The Chief Executive Officer of Getty Images, Mr. Craig Peters has berated companies who are bent on commercializing AI art generators.
Peters surmised that firms racing to commercialize these digital impressions are not thinking through the potential legal and ethical hazards of the technology.
He made this known in an interview with The Verge, where he reiterated his company (Getty Images) stance against the sale of AI content.
Getty Images had last month banned the sale of Artificial Intelligence (AI) content at the announcement of a new partnership between the company and Israeli firm Bria that seeks to offer AI-powered image editing tools.
The company’s stance on AI-generated content is a departure from that of its rival Shutterstock, who we reported announced today it will begin the integration of AI art generator DALL-E directly into its site’s offerings.
“I don’t think those questions have been answered.”

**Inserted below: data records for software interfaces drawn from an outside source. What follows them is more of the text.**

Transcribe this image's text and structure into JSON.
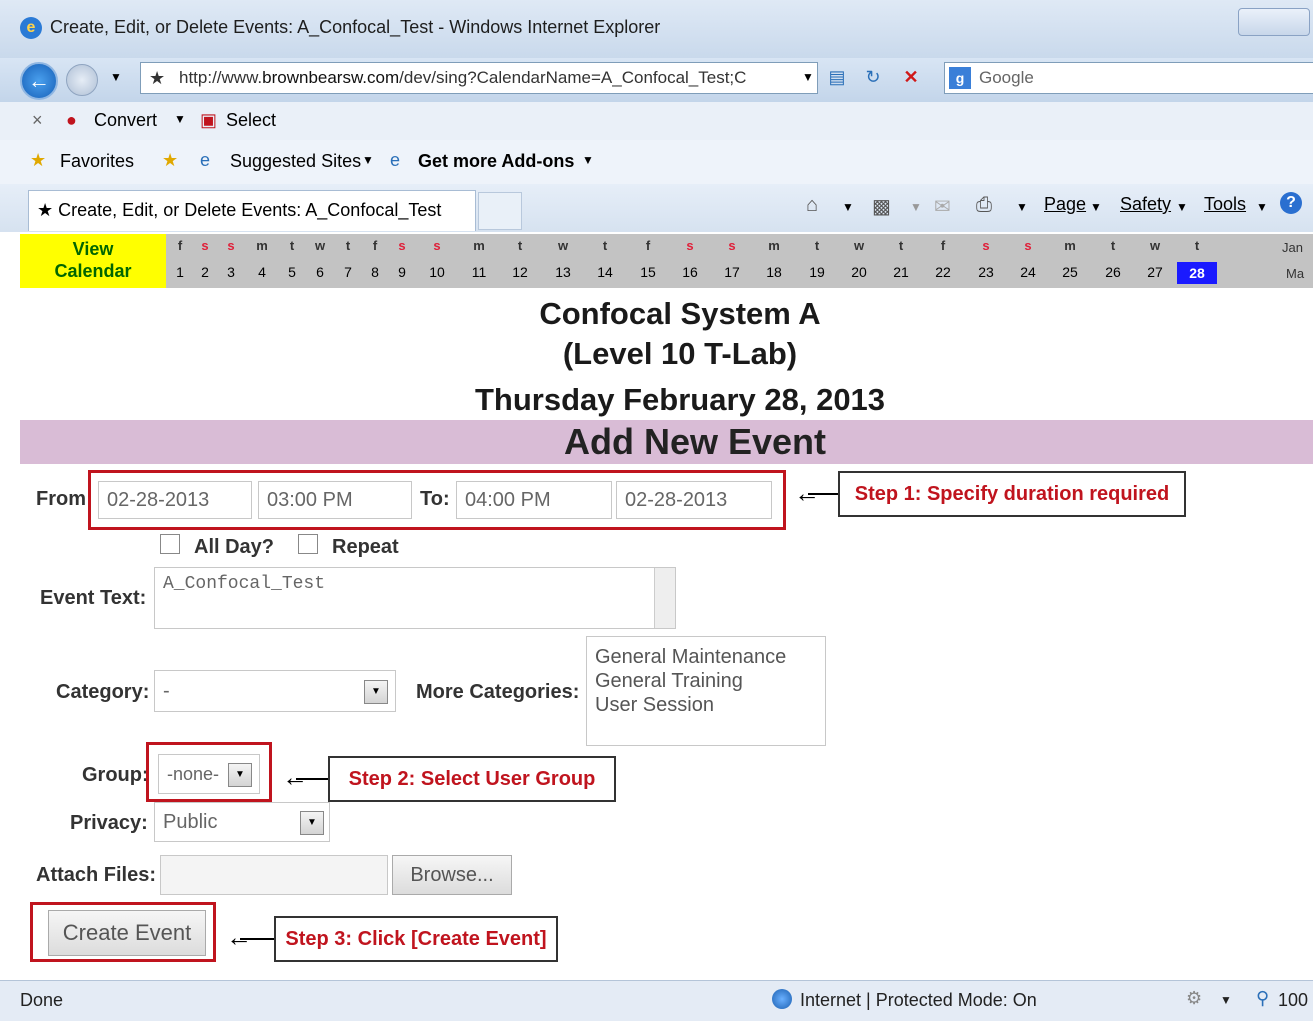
{
  "window": {
    "title": "Create, Edit, or Delete Events: A_Confocal_Test - Windows Internet Explorer"
  },
  "address": {
    "prefix": "http://www.",
    "domain": "brownbearsw.com",
    "path": "/dev/sing?CalendarName=A_Confocal_Test;C"
  },
  "search": {
    "placeholder": "Google"
  },
  "command_bar": {
    "convert": "Convert",
    "select": "Select"
  },
  "favorites_bar": {
    "favorites": "Favorites",
    "suggested": "Suggested Sites",
    "addons": "Get more Add-ons"
  },
  "tab": {
    "title": "Create, Edit, or Delete Events: A_Confocal_Test"
  },
  "toolbar": {
    "page": "Page",
    "safety": "Safety",
    "tools": "Tools"
  },
  "calendar_strip": {
    "view_label_1": "View",
    "view_label_2": "Calendar",
    "days": [
      {
        "l": "f",
        "n": "1",
        "we": false
      },
      {
        "l": "s",
        "n": "2",
        "we": true
      },
      {
        "l": "s",
        "n": "3",
        "we": true
      },
      {
        "l": "m",
        "n": "4",
        "we": false
      },
      {
        "l": "t",
        "n": "5",
        "we": false
      },
      {
        "l": "w",
        "n": "6",
        "we": false
      },
      {
        "l": "t",
        "n": "7",
        "we": false
      },
      {
        "l": "f",
        "n": "8",
        "we": false
      },
      {
        "l": "s",
        "n": "9",
        "we": true
      },
      {
        "l": "s",
        "n": "10",
        "we": true
      },
      {
        "l": "m",
        "n": "11",
        "we": false
      },
      {
        "l": "t",
        "n": "12",
        "we": false
      },
      {
        "l": "w",
        "n": "13",
        "we": false
      },
      {
        "l": "t",
        "n": "14",
        "we": false
      },
      {
        "l": "f",
        "n": "15",
        "we": false
      },
      {
        "l": "s",
        "n": "16",
        "we": true
      },
      {
        "l": "s",
        "n": "17",
        "we": true
      },
      {
        "l": "m",
        "n": "18",
        "we": false
      },
      {
        "l": "t",
        "n": "19",
        "we": false
      },
      {
        "l": "w",
        "n": "20",
        "we": false
      },
      {
        "l": "t",
        "n": "21",
        "we": false
      },
      {
        "l": "f",
        "n": "22",
        "we": false
      },
      {
        "l": "s",
        "n": "23",
        "we": true
      },
      {
        "l": "s",
        "n": "24",
        "we": true
      },
      {
        "l": "m",
        "n": "25",
        "we": false
      },
      {
        "l": "t",
        "n": "26",
        "we": false
      },
      {
        "l": "w",
        "n": "27",
        "we": false
      },
      {
        "l": "t",
        "n": "28",
        "we": false
      }
    ],
    "selected_day": "28",
    "next_month_1": "Jan",
    "next_month_2": "Ma"
  },
  "header": {
    "system": "Confocal System A",
    "location": "(Level 10 T-Lab)",
    "date": "Thursday February 28, 2013",
    "section": "Add New Event"
  },
  "form": {
    "from_label": "From",
    "from_date": "02-28-2013",
    "from_time": "03:00 PM",
    "to_label": "To:",
    "to_time": "04:00 PM",
    "to_date": "02-28-2013",
    "all_day": "All Day?",
    "repeat": "Repeat",
    "event_text_label": "Event Text:",
    "event_text": "A_Confocal_Test",
    "category_label": "Category:",
    "category_value": "-",
    "more_categories_label": "More Categories:",
    "more_categories": [
      "General Maintenance",
      "General Training",
      "User Session"
    ],
    "group_label": "Group:",
    "group_value": "-none-",
    "privacy_label": "Privacy:",
    "privacy_value": "Public",
    "attach_label": "Attach Files:",
    "browse": "Browse...",
    "create": "Create Event"
  },
  "callouts": {
    "step1": "Step 1: Specify duration required",
    "step2": "Step 2: Select User Group",
    "step3": "Step 3: Click [Create Event]"
  },
  "status": {
    "left": "Done",
    "zone": "Internet | Protected Mode: On",
    "zoom": "100"
  }
}
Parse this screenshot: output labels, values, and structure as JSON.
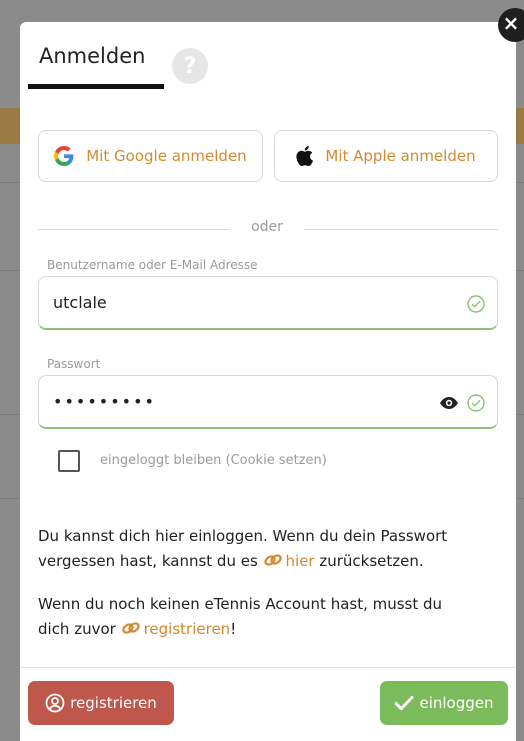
{
  "modal": {
    "title": "Anmelden",
    "close_glyph": "×",
    "help_glyph": "?"
  },
  "social": {
    "google_label": "Mit Google anmelden",
    "apple_label": "Mit Apple anmelden"
  },
  "divider_text": "oder",
  "form": {
    "username_label": "Benutzername oder E-Mail Adresse",
    "username_value": "utclale",
    "password_label": "Passwort",
    "password_value": "•••••••••",
    "remember_label": "eingeloggt bleiben (Cookie setzen)"
  },
  "info": {
    "line1_prefix": "Du kannst dich hier einloggen. Wenn du dein Passwort vergessen hast, kannst du es ",
    "forgot_link": "hier",
    "line1_suffix": " zurücksetzen.",
    "line2_prefix": "Wenn du noch keinen eTennis Account hast, musst du dich zuvor ",
    "register_link": "registrieren",
    "line2_suffix": "!"
  },
  "footer": {
    "register_label": "registrieren",
    "login_label": "einloggen"
  },
  "colors": {
    "accent": "#d4892e",
    "success": "#7cbb5c",
    "danger": "#c0574c"
  }
}
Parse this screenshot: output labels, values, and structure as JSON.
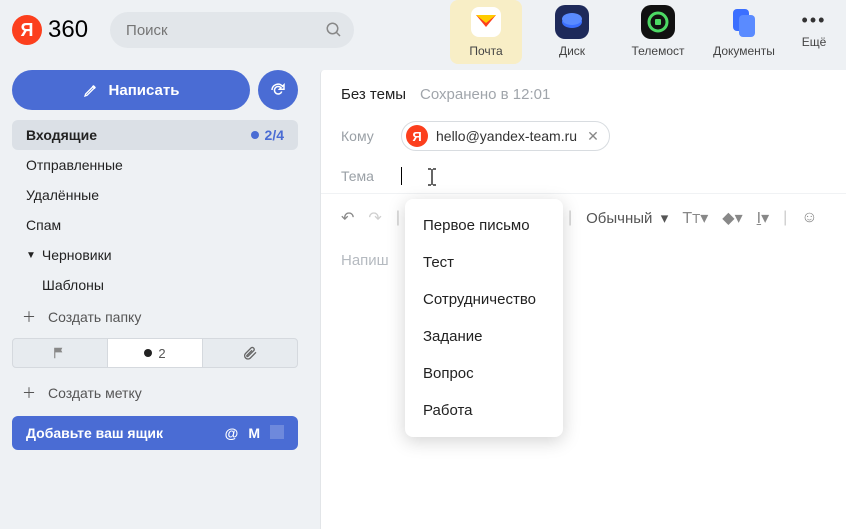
{
  "header": {
    "logo_letter": "Я",
    "logo_text": "360",
    "search_placeholder": "Поиск",
    "apps": [
      {
        "label": "Почта"
      },
      {
        "label": "Диск"
      },
      {
        "label": "Телемост"
      },
      {
        "label": "Документы"
      }
    ],
    "more_label": "Ещё"
  },
  "sidebar": {
    "compose_label": "Написать",
    "folders": {
      "inbox": {
        "label": "Входящие",
        "count": "2/4"
      },
      "sent": {
        "label": "Отправленные"
      },
      "trash": {
        "label": "Удалённые"
      },
      "spam": {
        "label": "Спам"
      },
      "drafts": {
        "label": "Черновики"
      },
      "templates": {
        "label": "Шаблоны"
      }
    },
    "create_folder": "Создать папку",
    "filter_count": "2",
    "create_label": "Создать метку",
    "add_box": "Добавьте ваш ящик"
  },
  "compose": {
    "no_subject": "Без темы",
    "saved": "Сохранено в 12:01",
    "to_label": "Кому",
    "recipient": "hello@yandex-team.ru",
    "theme_label": "Тема",
    "style_label": "Обычный",
    "body_placeholder": "Напиш",
    "suggestions": [
      "Первое письмо",
      "Тест",
      "Сотрудничество",
      "Задание",
      "Вопрос",
      "Работа"
    ]
  }
}
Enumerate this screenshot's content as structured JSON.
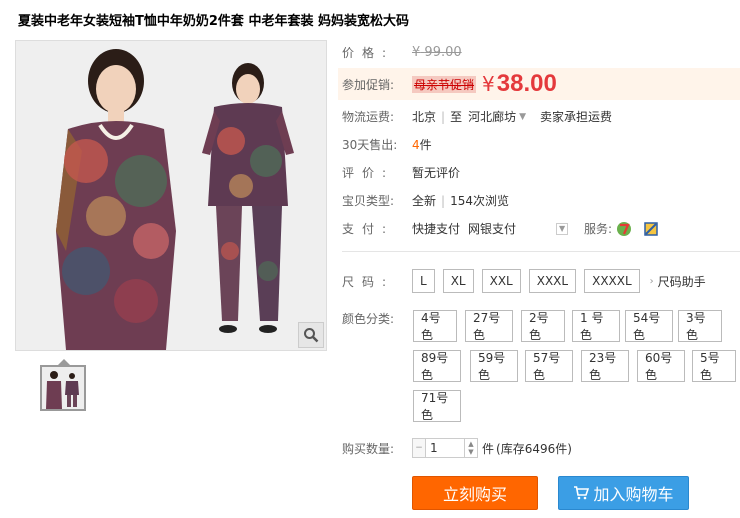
{
  "product": {
    "title": "夏装中老年女装短袖T恤中年奶奶2件套 中老年套装 妈妈装宽松大码"
  },
  "price": {
    "label": "价格:",
    "currency": "¥",
    "original": "99.00"
  },
  "promo": {
    "label": "参加促销:",
    "tag": "母亲节促销",
    "currency": "¥",
    "price": "38.00"
  },
  "shipping": {
    "label": "物流运费:",
    "from": "北京",
    "sep": "|",
    "to_prefix": "至",
    "to": "河北廊坊",
    "fee": "卖家承担运费"
  },
  "sales": {
    "label": "30天售出:",
    "count": "4",
    "unit": "件"
  },
  "review": {
    "label": "评价:",
    "value": "暂无评价"
  },
  "item_type": {
    "label": "宝贝类型:",
    "condition": "全新",
    "sep": "|",
    "views": "154次浏览"
  },
  "payment": {
    "label": "支付:",
    "method1": "快捷支付",
    "method2": "网银支付",
    "service_label": "服务:"
  },
  "size": {
    "label": "尺码:",
    "options": [
      "L",
      "XL",
      "XXL",
      "XXXL",
      "XXXXL"
    ],
    "helper": "尺码助手"
  },
  "color": {
    "label": "颜色分类:",
    "options": [
      "4号色",
      "27号色",
      "2号色",
      "1 号色",
      "54号色",
      "3号色",
      "89号色",
      "59号色",
      "57号色",
      "23号色",
      "60号色",
      "5号色",
      "71号色"
    ]
  },
  "quantity": {
    "label": "购买数量:",
    "value": "1",
    "unit": "件",
    "stock": "(库存6496件)"
  },
  "actions": {
    "buy_now": "立刻购买",
    "add_to_cart": "加入购物车"
  },
  "colors": {
    "price_red": "#e4393c",
    "buy_orange": "#ff6600",
    "cart_blue": "#3b9ee5"
  }
}
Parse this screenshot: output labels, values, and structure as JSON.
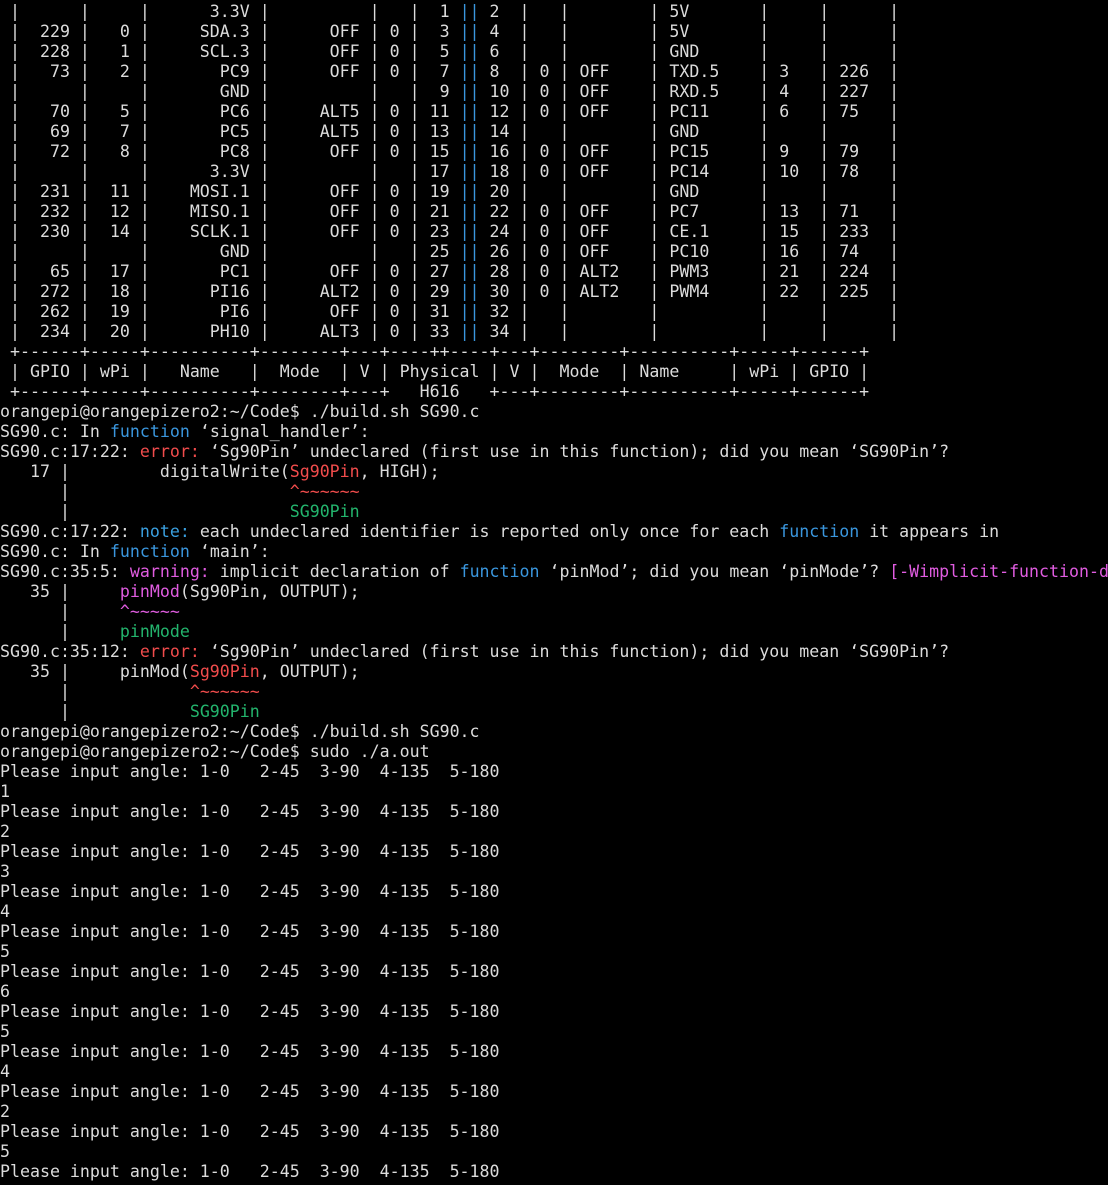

“We took a step around AI-generated imagery to protect our customers,” Peters told The Verge.
“There’s a lot of questions out there right now — about who owns the copyright to that material, about the rights that were leveraged to create that material — and we don’t want to put our customers into that legal risk area […] There have been assertions that copyright is owned by x, y, z, by certain platforms, but I don’t think those questions have been answered.”
Peters added: “I think we’re watching some organizations and individuals and companies being reckless […] I think the fact that these questions are not being addressed is the issue here. In some case, they’re just being thrown to the wayside. I think that’s dangerous. I don’t think it’s responsible. I think it could be illegal.”
A large fraction of AI art generators were trained from data taken from the web, and this included l copyrighted imagery like stock photography, owned by Getty Images’.
There have been divergent views on the commercialization of AI contents, with some experts opining that the creation of these systems is ethical and covered by the US fair use doctrine, while some are of the opinion that there could be future legal challenges as the law catches up with this new technology.
Craig Peters affirmed that despite being against its commercialization, Getty Images ain’t ignoring the creative potential of AI, stressing that the company’s partnership with Bria will allow it to offer customer “ethical” AI tools.
The partnership with Bria will in the short term place it’s focus on image editing rather than generation.
The web page of Bria actually advertised how the company’s tech can automate simple tasks like object removal or make more intrusive edits, like changing the race, gender, and appearance of models in stock photographs.
The copy on the Bria’s website reads:
“Create visuals that resonate with every audience by adjusting facial expressions to change people’s sentiment and recasting new presenters”.
“Instantly tailor your visuals to different target demographics and A/B test variations to see which best deliver your business goals.”
Images can be edited through the use of Bria’s AI tools, and this included changing the race and facial expressions of models in stock photographs.
Peters when quizzed on if AI-generated content was a threat to Getty Images’ business, the CEO insisted it is not.
While giving an example of how the rise of ubiquitous cameras in smartphones is proof that expertise, rather than volume, is the defining factor for selling content, he said:
“[The smartphone] didn’t threaten our business because at the core of our business, is providing imagery that actually changes a person’s interest level — that grabs our attention,” said Peters. “There’s a level of expertise that goes into the imagery we create that goes beyond a level of, just, ‘gimme a picture.”